#### YOUR TASK:
Could you copy out all the lines in the material below where the word "time" occurs?

Start of EXTRACTED RECORDS

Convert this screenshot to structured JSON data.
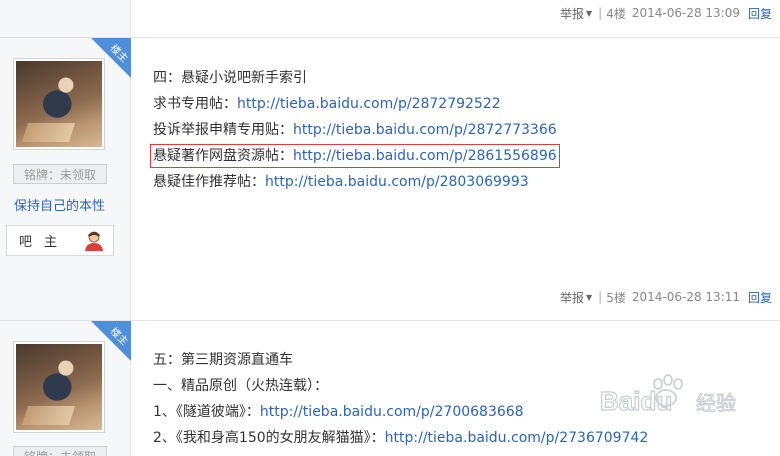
{
  "posts": [
    {
      "report_label": "举报",
      "floor": "4楼",
      "time": "2014-06-28 13:09",
      "reply_label": "回复"
    },
    {
      "badge": "楼主",
      "medal": "铭牌：未领取",
      "motto": "保持自己的本性",
      "role": "吧 主",
      "lines": [
        {
          "text": "四：悬疑小说吧新手索引",
          "link": ""
        },
        {
          "text": "求书专用帖：",
          "link": "http://tieba.baidu.com/p/2872792522"
        },
        {
          "text": "投诉举报申精专用贴：",
          "link": "http://tieba.baidu.com/p/2872773366"
        },
        {
          "text": "悬疑著作网盘资源帖：",
          "link": "http://tieba.baidu.com/p/2861556896"
        },
        {
          "text": "悬疑佳作推荐帖：",
          "link": "http://tieba.baidu.com/p/2803069993"
        }
      ],
      "report_label": "举报",
      "floor": "5楼",
      "time": "2014-06-28 13:11",
      "reply_label": "回复"
    },
    {
      "badge": "楼主",
      "medal": "铭牌：未领取",
      "lines": [
        {
          "text": "五：第三期资源直通车",
          "link": ""
        },
        {
          "text": "一、精品原创（火热连载）：",
          "link": ""
        },
        {
          "text": "1、《隧道彼端》：",
          "link": "http://tieba.baidu.com/p/2700683668"
        },
        {
          "text": "2、《我和身高150的女朋友解猫猫》：",
          "link": "http://tieba.baidu.com/p/2736709742"
        }
      ]
    }
  ],
  "watermark": {
    "brand": "Baidu",
    "label": "经验"
  },
  "colors": {
    "link": "#2d64b3",
    "highlight_border": "#e03c3c",
    "badge": "#4f8ed9"
  }
}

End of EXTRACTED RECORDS

#### OUTPUT OF THE TASK:
      "time": "2014-06-28 13:09",
      "time": "2014-06-28 13:11",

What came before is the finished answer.